Work to be completed: Keep every line of the data below that has the string "duration" and present those lines.
________________________________________
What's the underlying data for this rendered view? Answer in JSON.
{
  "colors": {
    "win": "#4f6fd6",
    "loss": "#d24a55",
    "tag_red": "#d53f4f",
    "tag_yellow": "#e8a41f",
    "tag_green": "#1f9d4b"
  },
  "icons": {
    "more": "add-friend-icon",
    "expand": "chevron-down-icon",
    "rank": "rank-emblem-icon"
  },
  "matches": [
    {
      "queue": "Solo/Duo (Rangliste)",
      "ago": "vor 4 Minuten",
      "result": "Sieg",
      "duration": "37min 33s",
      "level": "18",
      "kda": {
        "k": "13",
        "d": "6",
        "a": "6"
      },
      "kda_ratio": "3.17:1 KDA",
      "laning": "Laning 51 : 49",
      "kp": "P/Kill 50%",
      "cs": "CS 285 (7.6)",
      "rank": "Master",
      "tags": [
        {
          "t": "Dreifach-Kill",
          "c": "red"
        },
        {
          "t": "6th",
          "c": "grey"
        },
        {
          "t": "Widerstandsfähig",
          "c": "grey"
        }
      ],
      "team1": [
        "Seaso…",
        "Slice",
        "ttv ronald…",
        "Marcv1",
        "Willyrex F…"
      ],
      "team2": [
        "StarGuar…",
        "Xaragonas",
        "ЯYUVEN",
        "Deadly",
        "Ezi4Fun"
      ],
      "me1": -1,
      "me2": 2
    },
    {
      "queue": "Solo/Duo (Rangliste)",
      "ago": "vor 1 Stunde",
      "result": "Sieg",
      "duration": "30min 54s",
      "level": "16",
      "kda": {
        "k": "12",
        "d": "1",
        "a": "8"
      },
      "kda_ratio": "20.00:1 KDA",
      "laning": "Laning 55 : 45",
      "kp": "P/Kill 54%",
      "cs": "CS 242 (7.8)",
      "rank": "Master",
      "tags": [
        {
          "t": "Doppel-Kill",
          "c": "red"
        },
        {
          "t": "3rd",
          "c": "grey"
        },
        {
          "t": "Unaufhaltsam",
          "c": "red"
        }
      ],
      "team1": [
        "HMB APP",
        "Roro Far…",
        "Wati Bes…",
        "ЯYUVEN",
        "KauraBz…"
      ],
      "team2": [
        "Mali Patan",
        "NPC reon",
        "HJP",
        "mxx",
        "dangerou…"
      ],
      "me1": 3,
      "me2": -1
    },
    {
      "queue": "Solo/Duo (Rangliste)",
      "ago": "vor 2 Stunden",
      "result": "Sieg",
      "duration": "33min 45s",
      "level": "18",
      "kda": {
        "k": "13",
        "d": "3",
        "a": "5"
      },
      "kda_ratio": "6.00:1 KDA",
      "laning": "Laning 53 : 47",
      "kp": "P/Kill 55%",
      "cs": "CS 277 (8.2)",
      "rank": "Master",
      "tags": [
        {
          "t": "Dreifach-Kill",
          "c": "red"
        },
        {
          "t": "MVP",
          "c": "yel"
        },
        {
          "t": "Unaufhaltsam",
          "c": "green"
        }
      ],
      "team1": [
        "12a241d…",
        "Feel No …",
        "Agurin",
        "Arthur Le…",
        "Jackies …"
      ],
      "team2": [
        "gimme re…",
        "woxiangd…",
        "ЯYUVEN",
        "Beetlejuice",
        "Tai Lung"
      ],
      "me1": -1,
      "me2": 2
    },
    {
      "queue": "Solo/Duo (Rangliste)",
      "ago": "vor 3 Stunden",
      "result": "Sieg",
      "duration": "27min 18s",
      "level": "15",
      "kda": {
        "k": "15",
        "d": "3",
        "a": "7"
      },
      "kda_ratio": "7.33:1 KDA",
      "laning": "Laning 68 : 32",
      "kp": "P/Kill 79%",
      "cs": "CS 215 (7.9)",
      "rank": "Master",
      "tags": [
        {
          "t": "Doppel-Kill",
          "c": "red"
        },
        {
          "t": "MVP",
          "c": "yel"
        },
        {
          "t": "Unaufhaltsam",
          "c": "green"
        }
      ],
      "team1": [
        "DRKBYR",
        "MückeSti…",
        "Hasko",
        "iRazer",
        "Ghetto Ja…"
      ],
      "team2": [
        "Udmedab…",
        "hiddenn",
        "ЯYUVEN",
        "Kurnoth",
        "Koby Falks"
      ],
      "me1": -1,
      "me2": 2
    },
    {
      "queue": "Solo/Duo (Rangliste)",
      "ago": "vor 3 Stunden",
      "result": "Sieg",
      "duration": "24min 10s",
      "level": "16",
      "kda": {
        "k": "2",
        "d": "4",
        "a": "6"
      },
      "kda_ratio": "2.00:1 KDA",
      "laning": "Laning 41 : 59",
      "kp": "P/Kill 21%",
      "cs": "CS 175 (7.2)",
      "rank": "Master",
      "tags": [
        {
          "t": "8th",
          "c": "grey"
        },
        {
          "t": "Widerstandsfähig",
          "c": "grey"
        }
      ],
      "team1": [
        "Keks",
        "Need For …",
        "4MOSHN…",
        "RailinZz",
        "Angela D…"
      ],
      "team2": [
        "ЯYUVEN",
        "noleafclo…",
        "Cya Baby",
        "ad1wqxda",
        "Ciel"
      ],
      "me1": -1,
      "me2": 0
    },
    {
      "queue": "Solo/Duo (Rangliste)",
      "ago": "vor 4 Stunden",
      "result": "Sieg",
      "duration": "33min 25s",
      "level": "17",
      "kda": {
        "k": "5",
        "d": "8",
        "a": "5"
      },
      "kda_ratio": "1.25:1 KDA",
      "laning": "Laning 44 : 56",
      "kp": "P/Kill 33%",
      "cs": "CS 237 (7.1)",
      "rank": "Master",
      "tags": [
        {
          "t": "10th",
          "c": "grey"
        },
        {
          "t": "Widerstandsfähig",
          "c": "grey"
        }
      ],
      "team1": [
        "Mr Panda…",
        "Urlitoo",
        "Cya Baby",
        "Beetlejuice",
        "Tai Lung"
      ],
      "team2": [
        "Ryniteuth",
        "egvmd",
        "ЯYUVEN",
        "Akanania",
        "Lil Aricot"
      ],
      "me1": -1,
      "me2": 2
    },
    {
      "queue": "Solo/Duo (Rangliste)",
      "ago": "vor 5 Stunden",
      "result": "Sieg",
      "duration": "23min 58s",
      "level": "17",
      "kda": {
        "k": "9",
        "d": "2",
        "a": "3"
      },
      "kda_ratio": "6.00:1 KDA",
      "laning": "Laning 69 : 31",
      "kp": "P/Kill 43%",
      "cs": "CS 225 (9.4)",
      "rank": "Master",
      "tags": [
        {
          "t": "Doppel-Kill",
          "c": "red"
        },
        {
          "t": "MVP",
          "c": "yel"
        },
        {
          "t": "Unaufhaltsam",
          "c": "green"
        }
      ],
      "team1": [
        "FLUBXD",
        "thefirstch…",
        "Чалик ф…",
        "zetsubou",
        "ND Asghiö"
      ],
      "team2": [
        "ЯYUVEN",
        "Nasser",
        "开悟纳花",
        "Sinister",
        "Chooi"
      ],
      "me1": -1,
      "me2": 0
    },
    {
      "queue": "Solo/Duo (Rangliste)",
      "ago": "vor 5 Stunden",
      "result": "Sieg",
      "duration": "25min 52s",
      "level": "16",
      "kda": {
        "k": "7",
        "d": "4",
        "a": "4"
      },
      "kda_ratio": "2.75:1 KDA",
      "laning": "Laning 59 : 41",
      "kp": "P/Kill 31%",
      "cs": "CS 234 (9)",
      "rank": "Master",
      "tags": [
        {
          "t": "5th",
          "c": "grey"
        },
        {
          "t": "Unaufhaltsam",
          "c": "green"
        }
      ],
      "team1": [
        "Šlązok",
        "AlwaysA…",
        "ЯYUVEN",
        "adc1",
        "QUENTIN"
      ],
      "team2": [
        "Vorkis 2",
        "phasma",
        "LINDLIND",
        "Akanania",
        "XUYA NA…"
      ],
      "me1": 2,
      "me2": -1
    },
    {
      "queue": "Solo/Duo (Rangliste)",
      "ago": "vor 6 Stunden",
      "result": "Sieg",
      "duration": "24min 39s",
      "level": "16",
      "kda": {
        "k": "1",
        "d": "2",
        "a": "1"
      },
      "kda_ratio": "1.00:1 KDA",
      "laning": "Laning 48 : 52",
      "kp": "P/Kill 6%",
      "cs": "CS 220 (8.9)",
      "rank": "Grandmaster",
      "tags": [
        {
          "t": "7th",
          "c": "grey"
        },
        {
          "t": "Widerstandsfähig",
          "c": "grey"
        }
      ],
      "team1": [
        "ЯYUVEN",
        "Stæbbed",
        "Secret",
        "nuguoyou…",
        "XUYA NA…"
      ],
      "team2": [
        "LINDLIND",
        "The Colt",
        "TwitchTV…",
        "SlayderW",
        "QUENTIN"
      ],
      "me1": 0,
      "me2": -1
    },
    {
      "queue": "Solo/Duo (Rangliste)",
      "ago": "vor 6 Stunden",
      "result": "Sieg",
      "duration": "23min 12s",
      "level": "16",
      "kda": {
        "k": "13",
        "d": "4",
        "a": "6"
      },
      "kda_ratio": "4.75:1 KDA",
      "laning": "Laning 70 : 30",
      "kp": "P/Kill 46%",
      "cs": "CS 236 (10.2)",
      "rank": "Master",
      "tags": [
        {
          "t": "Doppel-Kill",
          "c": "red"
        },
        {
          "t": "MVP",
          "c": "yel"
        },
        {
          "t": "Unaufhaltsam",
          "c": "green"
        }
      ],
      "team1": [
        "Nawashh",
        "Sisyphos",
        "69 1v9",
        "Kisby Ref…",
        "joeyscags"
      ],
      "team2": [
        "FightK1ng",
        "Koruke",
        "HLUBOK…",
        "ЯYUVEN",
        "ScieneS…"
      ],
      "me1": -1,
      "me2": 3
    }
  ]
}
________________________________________
Task response:
      "duration": "37min 33s",
      "duration": "30min 54s",
      "duration": "33min 45s",
      "duration": "27min 18s",
      "duration": "24min 10s",
      "duration": "33min 25s",
      "duration": "23min 58s",
      "duration": "25min 52s",
      "duration": "24min 39s",
      "duration": "23min 12s",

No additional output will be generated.